A. Caffeine is prohibited when used in large quantities. To obtain a urine concentration of caffeine greater than 12 micrograms per millilitre, you would need to consume approximately 3-10 cups of coffee or tea, or 9 cans of soft drink in a short period of time, and then be tested soon after consuming these products. However, these are approximations only. The concentration of caffeine in the urine will depend on the amount of caffeine in the product, your weight, bulk, metabolic rate and what you have recently eaten. Many energy drinks contain significant amounts of caffeine and should be taken with caution.
Can you give me your definition of under-regulated? Do you think it is dangerous in lower concentrations?
While I've never used caffiene pills, I have used gels, colas, coffee, and chocolate-covered espresso beans before and during races.
"Nothing in life ever just happens. Calculated progression insures your strength."
there was a recent study (I'll try to find the link) that showed that the clearance rate is highly individual.
some people can get one strong espresso and have a value above the limit...
1 pill an hr for someone who does not get rid of it fast, may easily lead to a + result...

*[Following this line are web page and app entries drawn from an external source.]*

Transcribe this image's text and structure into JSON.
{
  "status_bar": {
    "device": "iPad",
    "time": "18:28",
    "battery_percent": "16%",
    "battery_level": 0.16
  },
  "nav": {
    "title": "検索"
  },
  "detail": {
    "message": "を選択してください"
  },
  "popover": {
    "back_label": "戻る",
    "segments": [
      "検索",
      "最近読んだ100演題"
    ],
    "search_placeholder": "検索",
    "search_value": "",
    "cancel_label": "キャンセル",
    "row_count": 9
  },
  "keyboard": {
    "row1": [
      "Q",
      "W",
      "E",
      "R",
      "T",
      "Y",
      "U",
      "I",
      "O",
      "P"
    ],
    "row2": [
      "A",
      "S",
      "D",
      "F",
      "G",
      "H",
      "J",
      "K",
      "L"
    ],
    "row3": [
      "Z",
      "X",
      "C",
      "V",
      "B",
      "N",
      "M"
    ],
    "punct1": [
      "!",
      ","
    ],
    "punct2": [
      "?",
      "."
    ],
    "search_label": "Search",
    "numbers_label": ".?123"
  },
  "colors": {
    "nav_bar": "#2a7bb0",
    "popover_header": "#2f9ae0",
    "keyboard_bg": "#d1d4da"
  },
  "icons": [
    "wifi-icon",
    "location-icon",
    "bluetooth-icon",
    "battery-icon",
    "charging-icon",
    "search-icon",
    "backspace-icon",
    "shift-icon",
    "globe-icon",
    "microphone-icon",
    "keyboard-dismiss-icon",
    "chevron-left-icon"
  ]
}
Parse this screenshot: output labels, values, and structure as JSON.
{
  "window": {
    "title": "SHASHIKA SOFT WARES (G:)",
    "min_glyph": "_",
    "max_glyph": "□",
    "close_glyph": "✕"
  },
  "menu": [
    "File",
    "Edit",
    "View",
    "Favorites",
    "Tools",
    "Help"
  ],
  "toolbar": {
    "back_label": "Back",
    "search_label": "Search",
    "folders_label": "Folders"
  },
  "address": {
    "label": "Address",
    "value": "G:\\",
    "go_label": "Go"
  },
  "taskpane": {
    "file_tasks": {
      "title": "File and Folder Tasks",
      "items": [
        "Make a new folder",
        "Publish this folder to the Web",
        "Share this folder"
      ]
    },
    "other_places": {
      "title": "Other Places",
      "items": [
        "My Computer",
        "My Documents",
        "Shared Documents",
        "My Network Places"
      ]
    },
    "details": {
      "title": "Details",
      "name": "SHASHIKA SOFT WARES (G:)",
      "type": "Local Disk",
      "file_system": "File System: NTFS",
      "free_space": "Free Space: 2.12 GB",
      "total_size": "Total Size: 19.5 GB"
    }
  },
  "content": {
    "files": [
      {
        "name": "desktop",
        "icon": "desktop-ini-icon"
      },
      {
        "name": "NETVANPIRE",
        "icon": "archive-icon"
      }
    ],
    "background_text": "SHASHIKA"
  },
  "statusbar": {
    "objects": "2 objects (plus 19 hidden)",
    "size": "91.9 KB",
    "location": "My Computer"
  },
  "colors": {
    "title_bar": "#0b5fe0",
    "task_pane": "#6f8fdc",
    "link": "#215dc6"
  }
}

From what I can remember, and I'll admit I'm being lazy in not looking up the specifics, caffeine does spare your glycogen stores by shunting your metabolism towards fat burning. In a long event like a marathon and an Ironman, this may be significant. The dosage of the studies that I had read indicated that 9mg/kg was the effective dose. Thus for me as a 70 kg male I was taking 6x100 mg pills. This is a lot of caffeine. I have since been told by a nutritionist that an ergogenic effect can be obtained with lower dosages than this, and apparently at dosages that would leave most people with a negative urine test (ie. below the restricted urine level), however as Francois stated clearance is likely individual.
The time I had a bad experience I took the caffeine about 1 hour before the event started. My stomach was upset, I was agitated and on the run I had bad calf cramps.
I have found no ill effects if I took the caffeine 20 minutes before race start and with a gel or part of a power bar. The research that I remember indicated that the caffeine should be taken 1-2 hours before the event or workout so I don't know if the T-20 protocol is of any use. NONE OF THE STUDIES I have read looked at continual dosing of caffeine, so I wouldn't recommend the "one pill an hour" protocol.
At least one of the ill effects of caffeine (increased water loss) does not occur while exercising. I don't know if increased heart rate occurs.
If you are planning on racing with caffeine, you should experiment with it in training.
I don't think caffeine is "an integral part of race nutrition". It is likely much more important to get your pacing, fuel and fluid replacement down pat.
I'm not trying to encourage caffeine usage as a supplement, but instead provide FYI. Use the info and caffeine as you see fit.
Among other things, it will enable you to burn more fat during excericse (something to do with free fatty acids) and it will delay the time till AT allowing you to ride or run harder - longer.
That said, caffeine affects everyone differently. Experiment in training.